Jealousy and possessive behavior in dogs can be a serious behavior problem. Some dogs will exhibit signs of depression or a loss of appetite. They may be withdrawn or show signs of aggression that you’ve never seen before. Kelly would lie beside me on the couch, and if another dog or cat came too close, she would leap at them with a high pitched warning bark. She was like a rattlesnake lashing out. This stressed out not only her, but the other pets and me as well.
So how do you deal with jealousy and possessive behavior in dogs? The solution isn’t as difficult as it may seem, but it requires consistent dedication and a calm steady hand. Whether you know it or not, before your dog became jealous, the two of you had a daily routine. Perhaps it was a morning walk before going to work, playing ball after work, or a relaxing ear scratching session while watching TV. To a dog, routine is important because he sees any change as him losing his place by your side and in your heart.
Reassure him with extra attention and maintain a daily schedule of walking, feeding, talking to and playing with him. Encourage positive interaction between him and any new member of the pack, whether it is human or another pet.
Reestablish basic training ground rules. Your dog may need to be reminded who the boss is. A jealous or possessive dog needs to be watched and as the pack leader, you need to step in and control any signs of aggression or negative behavior before they get out of control. Make sure to reward desired behavior with a yummy treat (like CANIDAE® Snap-Bits™) or extra back scratching time. Your dog is just looking for reassurance that you still value him.

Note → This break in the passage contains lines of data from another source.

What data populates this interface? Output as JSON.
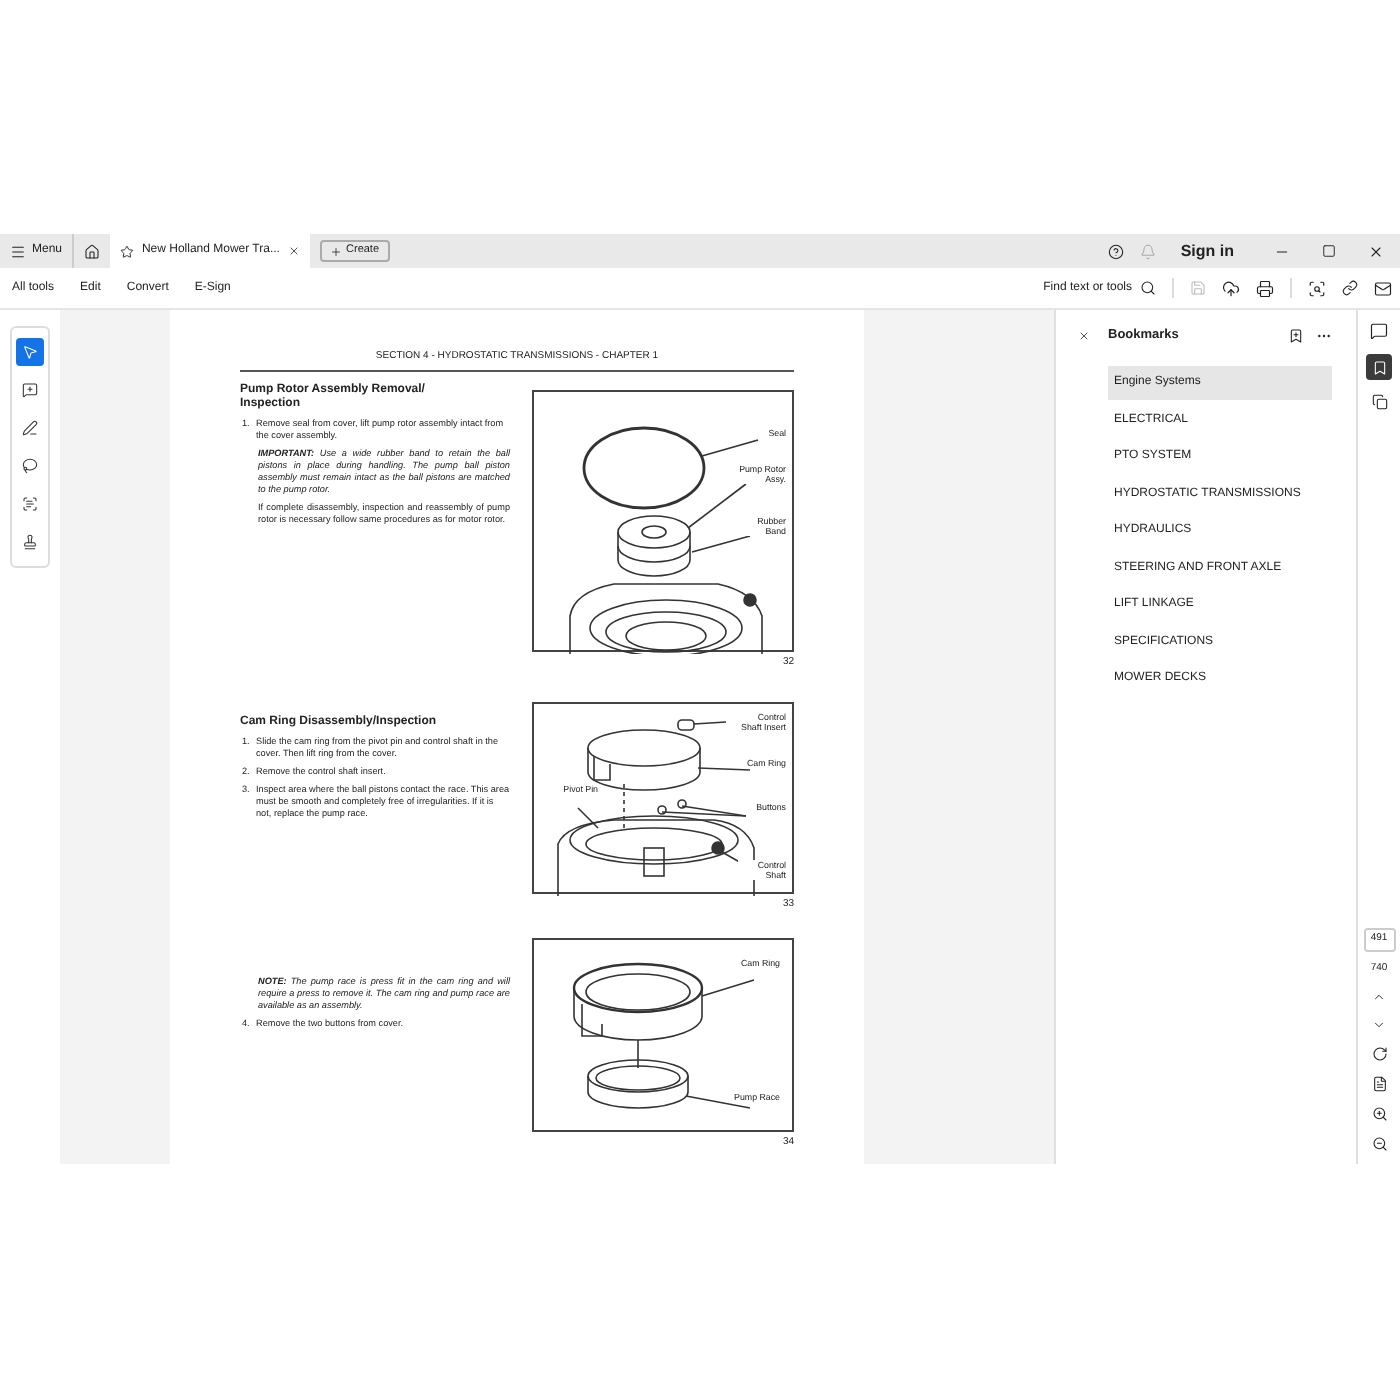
{
  "tab_bar": {
    "menu_label": "Menu",
    "tab_title": "New Holland Mower Tra...",
    "create_label": "Create",
    "sign_in": "Sign in"
  },
  "toolbar": {
    "items": [
      "All tools",
      "Edit",
      "Convert",
      "E-Sign"
    ],
    "search_label": "Find text or tools"
  },
  "tools": [
    {
      "kind": "select",
      "selected": true
    },
    {
      "kind": "comment",
      "selected": false
    },
    {
      "kind": "draw",
      "selected": false
    },
    {
      "kind": "lasso",
      "selected": false
    },
    {
      "kind": "text",
      "selected": false
    },
    {
      "kind": "stamp",
      "selected": false
    }
  ],
  "document": {
    "header": "SECTION 4 - HYDROSTATIC TRANSMISSIONS - CHAPTER 1",
    "rows": [
      {
        "blocks": [
          {
            "kind": "heading",
            "text": "Pump Rotor Assembly Removal/ Inspection"
          },
          {
            "kind": "step",
            "number": "1.",
            "text": "Remove seal from cover, lift pump rotor assembly intact from the cover assembly."
          },
          {
            "kind": "note",
            "text": "**IMPORTANT:** Use a wide rubber band to retain the ball pistons in place during handling. The pump ball piston assembly must remain intact as the ball pistons are matched to the pump rotor."
          },
          {
            "kind": "para",
            "text": "If complete disassembly, inspection and reassembly of pump rotor is necessary follow same procedures as for motor rotor."
          }
        ],
        "figure": {
          "labels": [
            "Seal",
            "Pump Rotor Assy.",
            "Rubber Band"
          ],
          "number": "32"
        }
      },
      {
        "blocks": [
          {
            "kind": "heading",
            "text": "Cam Ring Disassembly/Inspection"
          },
          {
            "kind": "step",
            "number": "1.",
            "text": "Slide the cam ring from the pivot pin and control shaft in the cover. Then lift ring from the cover."
          },
          {
            "kind": "step",
            "number": "2.",
            "text": "Remove the control shaft insert."
          },
          {
            "kind": "step",
            "number": "3.",
            "text": "Inspect area where the ball pistons contact the race. This area must be smooth and completely free of irregularities. If it is not, replace the pump race."
          }
        ],
        "figure": {
          "labels": [
            "Control Shaft Insert",
            "Cam Ring",
            "Pivot Pin",
            "Buttons",
            "Control Shaft"
          ],
          "number": "33"
        }
      },
      {
        "blocks": [
          {
            "kind": "note",
            "text": "**NOTE:** The pump race is press fit in the cam ring and will require a press to remove it. The cam ring and pump race are available as an assembly."
          },
          {
            "kind": "step",
            "number": "4.",
            "text": "Remove the two buttons from cover."
          }
        ],
        "figure": {
          "labels": [
            "Cam Ring",
            "Pump Race"
          ],
          "number": "34"
        }
      }
    ]
  },
  "bookmarks": {
    "title": "Bookmarks",
    "items": [
      {
        "label": "Engine Systems",
        "selected": true
      },
      {
        "label": "ELECTRICAL",
        "selected": false
      },
      {
        "label": "PTO SYSTEM",
        "selected": false
      },
      {
        "label": "HYDROSTATIC TRANSMISSIONS",
        "selected": false
      },
      {
        "label": "HYDRAULICS",
        "selected": false
      },
      {
        "label": "STEERING AND FRONT AXLE",
        "selected": false
      },
      {
        "label": "LIFT LINKAGE",
        "selected": false
      },
      {
        "label": "SPECIFICATIONS",
        "selected": false
      },
      {
        "label": "MOWER DECKS",
        "selected": false
      }
    ]
  },
  "page_nav": {
    "current": "491",
    "total": "740"
  }
}
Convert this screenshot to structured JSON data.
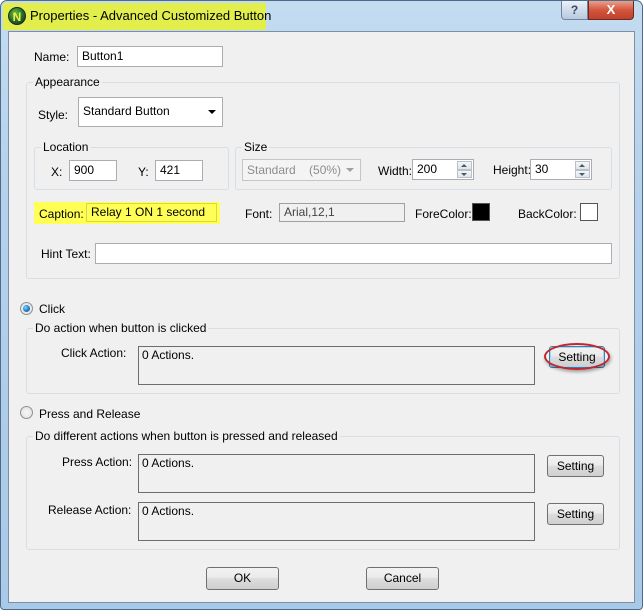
{
  "window": {
    "title": "Properties - Advanced Customized Button",
    "app_icon_letter": "N",
    "help_glyph": "?",
    "close_glyph": "X"
  },
  "name": {
    "label": "Name:",
    "value": "Button1"
  },
  "appearance": {
    "legend": "Appearance",
    "style": {
      "label": "Style:",
      "value": "Standard Button"
    },
    "location": {
      "legend": "Location",
      "x_label": "X:",
      "x_value": "900",
      "y_label": "Y:",
      "y_value": "421"
    },
    "size": {
      "legend": "Size",
      "preset_value": "Standard    (50%)",
      "width_label": "Width:",
      "width_value": "200",
      "height_label": "Height:",
      "height_value": "30"
    },
    "caption": {
      "label": "Caption:",
      "value": "Relay 1 ON 1 second",
      "highlight_color": "#ffff55"
    },
    "font": {
      "label": "Font:",
      "value": "Arial,12,1"
    },
    "forecolor": {
      "label": "ForeColor:",
      "color": "#000000"
    },
    "backcolor": {
      "label": "BackColor:",
      "color": "#ffffff"
    },
    "hint": {
      "label": "Hint Text:",
      "value": ""
    }
  },
  "click_mode": {
    "label": "Click",
    "selected": true,
    "group_legend": "Do action when button is clicked",
    "action_label": "Click Action:",
    "action_value": "0 Actions.",
    "setting_label": "Setting"
  },
  "press_release_mode": {
    "label": "Press and Release",
    "selected": false,
    "group_legend": "Do different actions when button is pressed and released",
    "press_label": "Press Action:",
    "press_value": "0 Actions.",
    "press_setting_label": "Setting",
    "release_label": "Release Action:",
    "release_value": "0 Actions.",
    "release_setting_label": "Setting"
  },
  "footer": {
    "ok_label": "OK",
    "cancel_label": "Cancel"
  }
}
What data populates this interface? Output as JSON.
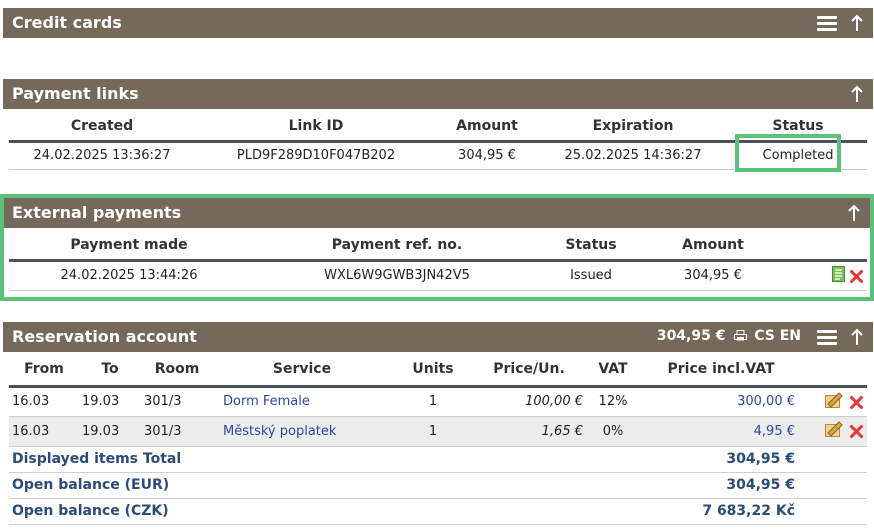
{
  "credit_cards": {
    "title": "Credit cards"
  },
  "payment_links": {
    "title": "Payment links",
    "headers": [
      "Created",
      "Link ID",
      "Amount",
      "Expiration",
      "Status"
    ],
    "rows": [
      {
        "created": "24.02.2025 13:36:27",
        "link_id": "PLD9F289D10F047B202",
        "amount": "304,95 €",
        "expiration": "25.02.2025 14:36:27",
        "status": "Completed"
      }
    ]
  },
  "external_payments": {
    "title": "External payments",
    "headers": [
      "Payment made",
      "Payment ref. no.",
      "Status",
      "Amount"
    ],
    "rows": [
      {
        "made": "24.02.2025 13:44:26",
        "ref": "WXL6W9GWB3JN42V5",
        "status": "Issued",
        "amount": "304,95 €"
      }
    ]
  },
  "reservation_account": {
    "title": "Reservation account",
    "balance": "304,95 €",
    "languages": "CS EN",
    "headers": [
      "From",
      "To",
      "Room",
      "Service",
      "Units",
      "Price/Un.",
      "VAT",
      "Price incl.VAT"
    ],
    "rows": [
      {
        "from": "16.03",
        "to": "19.03",
        "room": "301/3",
        "service": "Dorm Female",
        "units": "1",
        "price_unit": "100,00 €",
        "vat": "12%",
        "price_vat": "300,00 €"
      },
      {
        "from": "16.03",
        "to": "19.03",
        "room": "301/3",
        "service": "Městský poplatek",
        "units": "1",
        "price_unit": "1,65 €",
        "vat": "0%",
        "price_vat": "4,95 €"
      }
    ],
    "totals": {
      "displayed_label": "Displayed items Total",
      "displayed_value": "304,95 €",
      "open_eur_label": "Open balance (EUR)",
      "open_eur_value": "304,95 €",
      "open_czk_label": "Open balance (CZK)",
      "open_czk_value": "7 683,22 Kč"
    }
  },
  "colors": {
    "header_bg": "#74695a",
    "highlight": "#5bc27a",
    "delete": "#e03b3b",
    "link": "#2c47a8",
    "balance_red": "#c0171c"
  },
  "icons": [
    "hamburger-menu-icon",
    "arrow-up-icon",
    "document-icon",
    "delete-icon",
    "edit-icon",
    "printer-icon"
  ]
}
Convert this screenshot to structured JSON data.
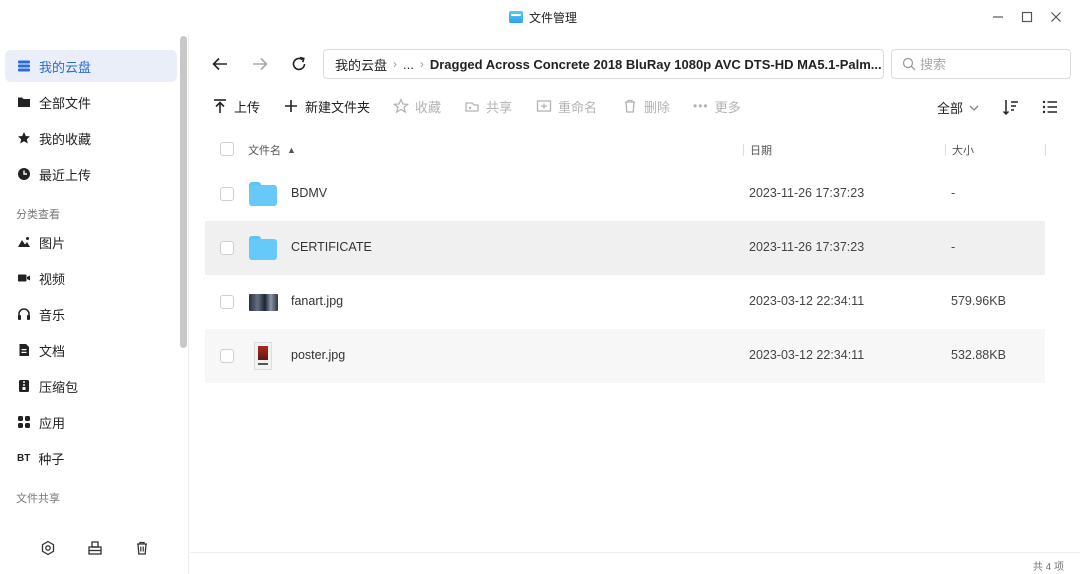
{
  "window": {
    "title": "文件管理",
    "icon": "file-manager-icon"
  },
  "sidebar": {
    "items": [
      {
        "label": "我的云盘",
        "icon": "cloud-drive-icon",
        "active": true
      },
      {
        "label": "全部文件",
        "icon": "folder-icon"
      },
      {
        "label": "我的收藏",
        "icon": "star-icon"
      },
      {
        "label": "最近上传",
        "icon": "clock-icon"
      }
    ],
    "group_category": "分类查看",
    "categories": [
      {
        "label": "图片",
        "icon": "image-icon"
      },
      {
        "label": "视频",
        "icon": "video-icon"
      },
      {
        "label": "音乐",
        "icon": "headphones-icon"
      },
      {
        "label": "文档",
        "icon": "document-icon"
      },
      {
        "label": "压缩包",
        "icon": "archive-icon"
      },
      {
        "label": "应用",
        "icon": "apps-icon"
      },
      {
        "label": "种子",
        "icon": "bt-icon",
        "icon_text": "BT"
      }
    ],
    "group_share": "文件共享"
  },
  "breadcrumb": {
    "root": "我的云盘",
    "ellipsis": "...",
    "current": "Dragged Across Concrete 2018 BluRay 1080p AVC DTS-HD MA5.1-Palm..."
  },
  "search": {
    "placeholder": "搜索",
    "value": ""
  },
  "toolbar": {
    "upload": "上传",
    "new_folder": "新建文件夹",
    "favorite": "收藏",
    "share": "共享",
    "rename": "重命名",
    "delete": "删除",
    "more": "更多",
    "filter": "全部"
  },
  "table": {
    "headers": {
      "name": "文件名",
      "date": "日期",
      "size": "大小"
    },
    "rows": [
      {
        "name": "BDMV",
        "type": "folder",
        "date": "2023-11-26 17:37:23",
        "size": "-"
      },
      {
        "name": "CERTIFICATE",
        "type": "folder",
        "date": "2023-11-26 17:37:23",
        "size": "-"
      },
      {
        "name": "fanart.jpg",
        "type": "image",
        "date": "2023-03-12 22:34:11",
        "size": "579.96KB"
      },
      {
        "name": "poster.jpg",
        "type": "image",
        "date": "2023-03-12 22:34:11",
        "size": "532.88KB"
      }
    ]
  },
  "status": {
    "count": "共 4 项"
  },
  "colors": {
    "accent": "#2c6bd9",
    "active_bg": "#e9eef8",
    "folder": "#66c9f8",
    "disabled": "#b3b3b3"
  }
}
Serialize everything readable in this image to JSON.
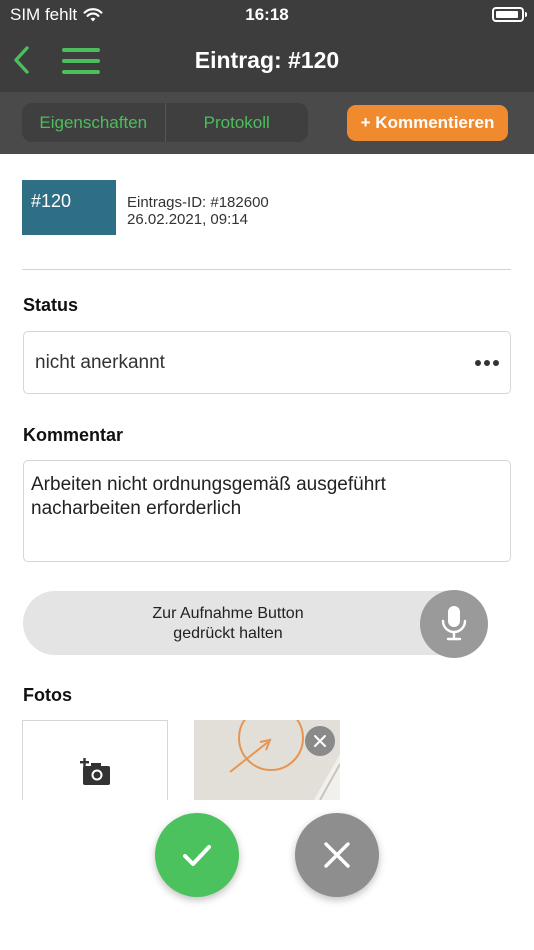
{
  "status_bar": {
    "carrier": "SIM fehlt",
    "time": "16:18",
    "icons": [
      "wifi-icon",
      "battery-icon"
    ]
  },
  "navbar": {
    "title": "Eintrag: #120",
    "icons": [
      "chevron-left-icon",
      "hamburger-menu-icon"
    ]
  },
  "tabs": [
    {
      "label": "Eigenschaften"
    },
    {
      "label": "Protokoll"
    }
  ],
  "actions": {
    "comment_label": "+ Kommentieren"
  },
  "entry": {
    "badge": "#120",
    "id_line": "Eintrags-ID: #182600",
    "date_line": "26.02.2021, 09:14"
  },
  "status": {
    "label": "Status",
    "value": "nicht anerkannt"
  },
  "comment": {
    "label": "Kommentar",
    "lines": [
      "Arbeiten nicht ordnungsgemäß ausgeführt",
      "nacharbeiten erforderlich"
    ]
  },
  "recording": {
    "lines": [
      "Zur Aufnahme Button",
      "gedrückt halten"
    ]
  },
  "photos": {
    "label": "Fotos",
    "count": 1
  },
  "colors": {
    "accent_green": "#4cbe5c",
    "accent_orange": "#ef8a2f",
    "badge_teal": "#2f6f86",
    "header_dark": "#3d3d3d"
  }
}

Kelly is still jealous of the other pets, but she has realized her role in the pack has not changed. I started a new routine: walks with other members of the pack, special time set aside just for her which included head scratching and girl talk, along with appropriate pack leader discipline from me when needed.
Dealing with jealousy and possessive behavior in dogs is ongoing. It’s worth the effort to maintain peace in the family for their well being as well as our own. Besides, our dogs think we are the most wonderful creatures around and want to please us. The least we can do is be responsible pack leaders and set rules that are consistent and clear. In doing so, our dogs will understand their place in the pack and know what we expect from them.
The personal opinions and/or use of trade, corporate or brand names, is for information and convenience only. Such use does not constitute an endorsement by CANIDAE® All Natural Pet Foods of any product or service. Opinions are those of the individual authors and not necessarily of CANIDAE® All Natural Pet Foods.
The personal opinions and/or use of trade, firm, corporation or brand names, in this blog is for the information and convenience of the reader. Such use does not constitute an official endorsement or approval by CANIDAE® Natural Pet Food Company of any product or service to the exclusion of others that may be suitable. All opinions in this blog are those of the individual authors and not necessarily of CANIDAE® Natural Pet Food Company.